(Interface dataset entries)
================
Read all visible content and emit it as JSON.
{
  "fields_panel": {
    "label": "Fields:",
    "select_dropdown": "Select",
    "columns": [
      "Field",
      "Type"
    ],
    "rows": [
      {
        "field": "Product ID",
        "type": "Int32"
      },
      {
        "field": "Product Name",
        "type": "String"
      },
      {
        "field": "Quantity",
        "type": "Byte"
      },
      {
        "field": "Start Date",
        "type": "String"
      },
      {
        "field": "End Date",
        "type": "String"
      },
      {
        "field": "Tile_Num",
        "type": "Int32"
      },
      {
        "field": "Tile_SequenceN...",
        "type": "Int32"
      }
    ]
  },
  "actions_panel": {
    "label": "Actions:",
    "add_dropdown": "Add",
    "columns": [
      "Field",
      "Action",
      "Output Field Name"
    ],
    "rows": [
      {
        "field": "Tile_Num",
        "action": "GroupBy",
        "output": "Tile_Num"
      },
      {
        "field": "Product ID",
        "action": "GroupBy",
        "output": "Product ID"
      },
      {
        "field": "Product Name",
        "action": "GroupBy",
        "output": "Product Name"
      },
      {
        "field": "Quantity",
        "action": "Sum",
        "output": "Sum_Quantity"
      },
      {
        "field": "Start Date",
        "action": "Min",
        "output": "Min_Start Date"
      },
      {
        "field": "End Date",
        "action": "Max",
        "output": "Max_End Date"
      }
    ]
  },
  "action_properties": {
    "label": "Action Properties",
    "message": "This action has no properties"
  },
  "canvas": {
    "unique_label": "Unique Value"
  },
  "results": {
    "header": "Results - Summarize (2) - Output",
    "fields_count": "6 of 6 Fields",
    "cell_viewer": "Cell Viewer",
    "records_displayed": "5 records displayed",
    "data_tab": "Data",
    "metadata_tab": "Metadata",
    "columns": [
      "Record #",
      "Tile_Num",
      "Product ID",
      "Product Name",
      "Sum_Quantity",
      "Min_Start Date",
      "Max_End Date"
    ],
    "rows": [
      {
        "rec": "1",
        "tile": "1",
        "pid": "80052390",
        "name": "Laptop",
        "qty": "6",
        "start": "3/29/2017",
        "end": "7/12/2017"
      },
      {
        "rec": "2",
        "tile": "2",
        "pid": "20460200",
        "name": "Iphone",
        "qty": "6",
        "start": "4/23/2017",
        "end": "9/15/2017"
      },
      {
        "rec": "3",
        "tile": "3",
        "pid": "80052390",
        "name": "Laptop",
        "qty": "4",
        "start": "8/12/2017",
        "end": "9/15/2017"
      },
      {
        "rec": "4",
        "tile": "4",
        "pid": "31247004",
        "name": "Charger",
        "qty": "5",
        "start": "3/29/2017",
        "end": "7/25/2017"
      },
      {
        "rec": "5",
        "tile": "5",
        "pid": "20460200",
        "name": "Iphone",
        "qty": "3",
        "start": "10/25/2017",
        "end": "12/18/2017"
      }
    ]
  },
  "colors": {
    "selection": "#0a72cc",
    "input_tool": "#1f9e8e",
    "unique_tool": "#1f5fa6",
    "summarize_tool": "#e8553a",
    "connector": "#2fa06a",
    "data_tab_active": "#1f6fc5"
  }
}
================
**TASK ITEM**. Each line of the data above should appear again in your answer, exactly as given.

**EXERCISE SOLUTION**.
Read all visible content and emit it as JSON.
{
  "fields_panel": {
    "label": "Fields:",
    "select_dropdown": "Select",
    "columns": [
      "Field",
      "Type"
    ],
    "rows": [
      {
        "field": "Product ID",
        "type": "Int32"
      },
      {
        "field": "Product Name",
        "type": "String"
      },
      {
        "field": "Quantity",
        "type": "Byte"
      },
      {
        "field": "Start Date",
        "type": "String"
      },
      {
        "field": "End Date",
        "type": "String"
      },
      {
        "field": "Tile_Num",
        "type": "Int32"
      },
      {
        "field": "Tile_SequenceN...",
        "type": "Int32"
      }
    ]
  },
  "actions_panel": {
    "label": "Actions:",
    "add_dropdown": "Add",
    "columns": [
      "Field",
      "Action",
      "Output Field Name"
    ],
    "rows": [
      {
        "field": "Tile_Num",
        "action": "GroupBy",
        "output": "Tile_Num"
      },
      {
        "field": "Product ID",
        "action": "GroupBy",
        "output": "Product ID"
      },
      {
        "field": "Product Name",
        "action": "GroupBy",
        "output": "Product Name"
      },
      {
        "field": "Quantity",
        "action": "Sum",
        "output": "Sum_Quantity"
      },
      {
        "field": "Start Date",
        "action": "Min",
        "output": "Min_Start Date"
      },
      {
        "field": "End Date",
        "action": "Max",
        "output": "Max_End Date"
      }
    ]
  },
  "action_properties": {
    "label": "Action Properties",
    "message": "This action has no properties"
  },
  "canvas": {
    "unique_label": "Unique Value"
  },
  "results": {
    "header": "Results - Summarize (2) - Output",
    "fields_count": "6 of 6 Fields",
    "cell_viewer": "Cell Viewer",
    "records_displayed": "5 records displayed",
    "data_tab": "Data",
    "metadata_tab": "Metadata",
    "columns": [
      "Record #",
      "Tile_Num",
      "Product ID",
      "Product Name",
      "Sum_Quantity",
      "Min_Start Date",
      "Max_End Date"
    ],
    "rows": [
      {
        "rec": "1",
        "tile": "1",
        "pid": "80052390",
        "name": "Laptop",
        "qty": "6",
        "start": "3/29/2017",
        "end": "7/12/2017"
      },
      {
        "rec": "2",
        "tile": "2",
        "pid": "20460200",
        "name": "Iphone",
        "qty": "6",
        "start": "4/23/2017",
        "end": "9/15/2017"
      },
      {
        "rec": "3",
        "tile": "3",
        "pid": "80052390",
        "name": "Laptop",
        "qty": "4",
        "start": "8/12/2017",
        "end": "9/15/2017"
      },
      {
        "rec": "4",
        "tile": "4",
        "pid": "31247004",
        "name": "Charger",
        "qty": "5",
        "start": "3/29/2017",
        "end": "7/25/2017"
      },
      {
        "rec": "5",
        "tile": "5",
        "pid": "20460200",
        "name": "Iphone",
        "qty": "3",
        "start": "10/25/2017",
        "end": "12/18/2017"
      }
    ]
  },
  "colors": {
    "selection": "#0a72cc",
    "input_tool": "#1f9e8e",
    "unique_tool": "#1f5fa6",
    "summarize_tool": "#e8553a",
    "connector": "#2fa06a",
    "data_tab_active": "#1f6fc5"
  }
}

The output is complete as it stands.